Set the data down again, word for word, as it appears below.
-------- GIVEN ENTRIES
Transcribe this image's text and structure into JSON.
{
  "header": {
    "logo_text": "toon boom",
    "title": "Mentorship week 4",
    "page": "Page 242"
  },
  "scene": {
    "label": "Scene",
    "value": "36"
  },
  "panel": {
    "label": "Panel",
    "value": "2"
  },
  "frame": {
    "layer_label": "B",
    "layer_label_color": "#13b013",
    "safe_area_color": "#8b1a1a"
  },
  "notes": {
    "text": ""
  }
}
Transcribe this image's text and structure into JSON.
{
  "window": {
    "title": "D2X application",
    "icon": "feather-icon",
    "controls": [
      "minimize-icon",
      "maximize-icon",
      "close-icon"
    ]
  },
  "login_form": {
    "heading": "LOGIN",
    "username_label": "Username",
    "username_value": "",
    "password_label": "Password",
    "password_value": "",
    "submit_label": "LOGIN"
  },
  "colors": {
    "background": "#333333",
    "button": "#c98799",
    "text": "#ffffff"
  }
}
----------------
* _OUTPUT FOR THIS EXERCISE_
Transcribe this image's text and structure into JSON.
{
  "header": {
    "logo_text": "toon boom",
    "title": "Mentorship week 4",
    "page": "Page 242"
  },
  "scene": {
    "label": "Scene",
    "value": "36"
  },
  "panel": {
    "label": "Panel",
    "value": "2"
  },
  "frame": {
    "layer_label": "B",
    "layer_label_color": "#13b013",
    "safe_area_color": "#8b1a1a"
  },
  "notes": {
    "text": ""
  }
}
Transcribe this image's text and structure into JSON.
{
  "window": {
    "title": "D2X application",
    "icon": "feather-icon",
    "controls": [
      "minimize-icon",
      "maximize-icon",
      "close-icon"
    ]
  },
  "login_form": {
    "heading": "LOGIN",
    "username_label": "Username",
    "username_value": "",
    "password_label": "Password",
    "password_value": "",
    "submit_label": "LOGIN"
  },
  "colors": {
    "background": "#333333",
    "button": "#c98799",
    "text": "#ffffff"
  }
}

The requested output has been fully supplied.